Within this essay, I will reflect and critically analyse an OSCE which has increased my awareness, or challenged my understanding, in assessing the holistic needs of a service user (John), referred by his GP, whilst incorporating a care plan using the Care Programme Approach (CPA). By utilising this programme and other sources of current literature, I hope to demonstrate my knowledge and understanding in relation to this skill as well as identifying areas with scope for learning.
Our first lecture heralded the beginning of theme one. Communication-anxiety is a challenge new student’s face (McCroskey, 1970). Initially, I was apprehensive at the beginning of the lecture due to culture shock and the challenge of acclimatizing to a new environment. However as we began to interact my initial fears were allayed. We shared experiences about our trip to the UK and had a lecture on Gibbs reflective cycle. Gibbs cycle is a theoretical model of reflection (6 steps) in which one step informs the other steps (Gibbs, 1988). In theme two, we learnt about how culture affects health care and the changing NHS culture (Francis report). The report was an inquiry into the Mid Staffordshire NHS scandal.
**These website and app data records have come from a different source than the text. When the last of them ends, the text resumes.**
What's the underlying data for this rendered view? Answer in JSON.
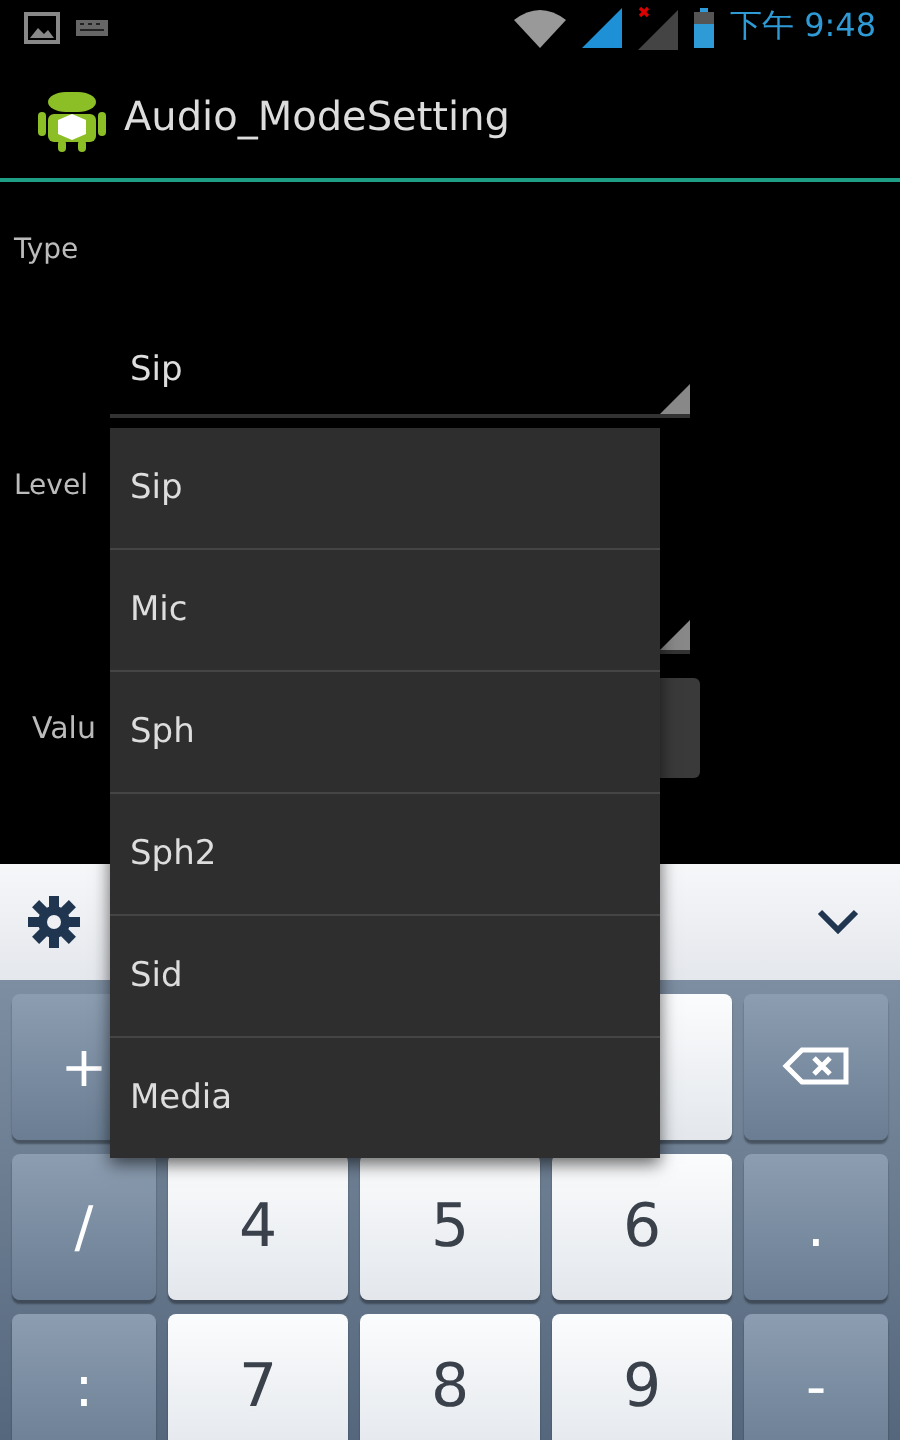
{
  "status_bar": {
    "time": "下午 9:48"
  },
  "app_bar": {
    "title": "Audio_ModeSetting"
  },
  "form": {
    "rows": [
      {
        "kind": "spinner",
        "label": "Type",
        "value": "Sip"
      },
      {
        "kind": "spinner",
        "label": "Level"
      },
      {
        "kind": "button",
        "label": "Valu"
      }
    ]
  },
  "dropdown": {
    "items": [
      {
        "label": "Sip"
      },
      {
        "label": "Mic"
      },
      {
        "label": "Sph"
      },
      {
        "label": "Sph2"
      },
      {
        "label": "Sid"
      },
      {
        "label": "Media"
      }
    ]
  },
  "keyboard": {
    "rows": [
      [
        {
          "kind": "fn",
          "label": "+"
        },
        {
          "kind": "hidden"
        },
        {
          "kind": "hidden"
        },
        {
          "kind": "digit"
        },
        {
          "kind": "backspace"
        }
      ],
      [
        {
          "kind": "fn",
          "label": "/"
        },
        {
          "kind": "digit",
          "label": "4"
        },
        {
          "kind": "digit",
          "label": "5"
        },
        {
          "kind": "digit",
          "label": "6"
        },
        {
          "kind": "fn",
          "label": "."
        }
      ],
      [
        {
          "kind": "fn",
          "label": ":"
        },
        {
          "kind": "digit",
          "label": "7"
        },
        {
          "kind": "digit",
          "label": "8"
        },
        {
          "kind": "digit",
          "label": "9"
        },
        {
          "kind": "fn",
          "label": "-"
        }
      ]
    ]
  }
}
Francis (2013) concludes that there should be a true commitment by all those who work in the NHS in ensuring that the patient comes first. The need to choose a culture of learning, safety and transparency were the key summary of the inquiry. Furthermore, we looked at leadership qualities, reflected on our individual leadership qualities, had a debate on ward rounds and learnt some medical idioms. Theme three emphasized on ideas for academic writing which involved how to plan an essay and mind map. Mind mapping is a diagrammatic way of expressing thoughts on any particular subject which involves placing the main topic at the Centre and branching main ideas that relate to the central topic (Buzan, 2013). My colleagues and I participated in the various exercises and group work presented. Mind map is a collaborative learning tool (Budd
Glouberman & Mintzberg (2007) discusses the traditional roles within the health sector by separating them into four quadrants – care, control, community and cure. Although they work collectively for the wellbeing of patients, the roles discussed in the report also have individual focuse...